In the scenario,,,the networks 184.108.40.206, 220.127.116.11 and 18.104.22.168 are not neighbor networks, because they are directly connected to my router,,,,why did you call them as neighbors ?
22.214.171.124 255.255.255.0 ))
Did you mean 0.0.0.0 127 and 0.0.0.0.63-----etc ?
I said they were neighbor networks because the distance command would only be applied to these routes if received from other neighbors.
If you are not getting these routes in updates from your neighbors, then I agree, the config is useless...
Pls remember to rate posts.
In this scenario, with these 3 network addresses, I have got two possibility, either they are directly connected or they are form neighbors.

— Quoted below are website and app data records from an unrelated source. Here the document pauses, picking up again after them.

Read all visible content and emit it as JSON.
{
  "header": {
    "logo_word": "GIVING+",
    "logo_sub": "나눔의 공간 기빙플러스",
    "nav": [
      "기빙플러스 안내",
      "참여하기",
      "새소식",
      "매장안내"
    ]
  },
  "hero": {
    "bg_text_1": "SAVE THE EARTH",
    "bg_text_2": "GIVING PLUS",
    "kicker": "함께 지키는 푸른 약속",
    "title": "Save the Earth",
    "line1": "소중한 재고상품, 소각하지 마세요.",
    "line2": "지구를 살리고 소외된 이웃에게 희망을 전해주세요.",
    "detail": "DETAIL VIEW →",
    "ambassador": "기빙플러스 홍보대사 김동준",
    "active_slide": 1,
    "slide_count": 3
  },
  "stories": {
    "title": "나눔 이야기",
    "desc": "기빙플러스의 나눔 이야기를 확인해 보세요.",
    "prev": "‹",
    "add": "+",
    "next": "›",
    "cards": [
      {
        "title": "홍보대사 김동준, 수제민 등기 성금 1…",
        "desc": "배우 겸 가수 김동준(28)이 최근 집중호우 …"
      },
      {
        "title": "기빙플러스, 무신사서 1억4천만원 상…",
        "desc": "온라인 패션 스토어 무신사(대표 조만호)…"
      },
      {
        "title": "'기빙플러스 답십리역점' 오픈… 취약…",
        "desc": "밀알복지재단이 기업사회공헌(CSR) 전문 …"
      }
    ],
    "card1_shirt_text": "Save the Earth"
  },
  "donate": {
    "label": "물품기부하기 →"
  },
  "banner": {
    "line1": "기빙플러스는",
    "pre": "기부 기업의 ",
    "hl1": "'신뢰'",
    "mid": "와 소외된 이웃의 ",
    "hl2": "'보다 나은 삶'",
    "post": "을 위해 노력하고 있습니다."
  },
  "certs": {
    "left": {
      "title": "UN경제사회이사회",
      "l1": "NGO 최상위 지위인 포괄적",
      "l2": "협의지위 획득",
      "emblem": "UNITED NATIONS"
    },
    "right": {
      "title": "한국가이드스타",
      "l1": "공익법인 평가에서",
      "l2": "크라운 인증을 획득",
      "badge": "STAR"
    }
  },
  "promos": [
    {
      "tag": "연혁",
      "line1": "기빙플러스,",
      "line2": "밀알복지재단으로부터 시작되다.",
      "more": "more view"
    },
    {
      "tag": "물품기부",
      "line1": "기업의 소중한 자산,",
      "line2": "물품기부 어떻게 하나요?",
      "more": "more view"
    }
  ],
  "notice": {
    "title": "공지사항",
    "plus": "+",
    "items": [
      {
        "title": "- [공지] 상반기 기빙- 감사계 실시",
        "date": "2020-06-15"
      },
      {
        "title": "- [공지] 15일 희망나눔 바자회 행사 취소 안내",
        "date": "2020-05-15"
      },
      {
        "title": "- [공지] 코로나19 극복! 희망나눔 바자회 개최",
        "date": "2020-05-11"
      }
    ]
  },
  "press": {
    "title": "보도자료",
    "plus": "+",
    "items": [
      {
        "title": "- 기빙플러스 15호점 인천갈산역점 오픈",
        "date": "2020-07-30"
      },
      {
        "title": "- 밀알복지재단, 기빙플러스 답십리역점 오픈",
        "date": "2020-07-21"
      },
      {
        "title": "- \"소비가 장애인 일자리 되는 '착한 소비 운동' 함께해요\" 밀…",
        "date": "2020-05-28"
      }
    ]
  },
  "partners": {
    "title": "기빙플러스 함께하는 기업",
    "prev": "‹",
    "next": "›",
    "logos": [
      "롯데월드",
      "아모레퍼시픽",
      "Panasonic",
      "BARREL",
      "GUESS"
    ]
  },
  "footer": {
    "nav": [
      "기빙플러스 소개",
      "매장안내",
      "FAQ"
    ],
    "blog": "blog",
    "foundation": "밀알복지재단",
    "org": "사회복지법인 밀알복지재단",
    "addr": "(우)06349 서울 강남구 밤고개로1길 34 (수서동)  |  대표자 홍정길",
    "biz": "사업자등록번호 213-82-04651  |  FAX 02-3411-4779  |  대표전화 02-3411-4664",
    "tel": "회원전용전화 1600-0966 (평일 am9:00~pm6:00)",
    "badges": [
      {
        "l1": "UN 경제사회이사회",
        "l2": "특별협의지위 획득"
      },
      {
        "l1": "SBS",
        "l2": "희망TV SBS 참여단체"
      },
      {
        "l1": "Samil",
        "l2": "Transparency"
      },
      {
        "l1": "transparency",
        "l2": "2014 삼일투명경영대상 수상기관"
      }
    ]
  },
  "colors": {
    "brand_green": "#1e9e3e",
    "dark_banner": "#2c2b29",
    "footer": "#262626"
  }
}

They can not be form neighbors because they are configured under "network" command for IGRP,,,,Does that mean there is a contradiction in this scenario, between "network" command and "distnace" command and networks addresses ?
Why not ?
RTA --- RTB
The link IP on RTA is 192.168.1.1/24 and that on RTB is 192.168.1.2/24.
If they are running EIGRP between these links, they will both have:
router eigrp 10
Therefore, for both of them 192.168.1.0/24 is a route eligible to be advertised by EIGRP.
Does that make sense ?
((Therefore, for both of them 192.168.1.0/24 is a route eligible to be advertised by EIGRP. ))
If I iusse ip route on both RTA and RTB,,,the network 192.168.1.0/24 will be marked as "C" directly connectd not D as "EIGRP"
Another thing I forgot to mention ,,,why can I use the subnet mask as well the wild card mask with the configuration of EIGRP's distnace command ?,,,
I meant why does a router not complain when we used wildcard mask with distance command with EIGRP,,,,because Cisco's documentation refers to subnet mask not wild card mask.
To answer your first question: yes, the route will appear as directly connected. However, that does not mean that the same route cannot be received in an EIGRP update from a neighbor. Remember that connected routes (with an AD of 0) will always take precedece over routes learned by any other means.
To your second question: it is true that the network statement fo EIGRP will accept both a subnet mask and a wildcard mask. The router is smart enough to recognise that you have specified a subnet mask and will convert it to a wildcard mask. It's there just to make life easier for you. Also note that the router will always display the wildcard mask with the network and not the subnet mask.
Pls do remember to rate posts.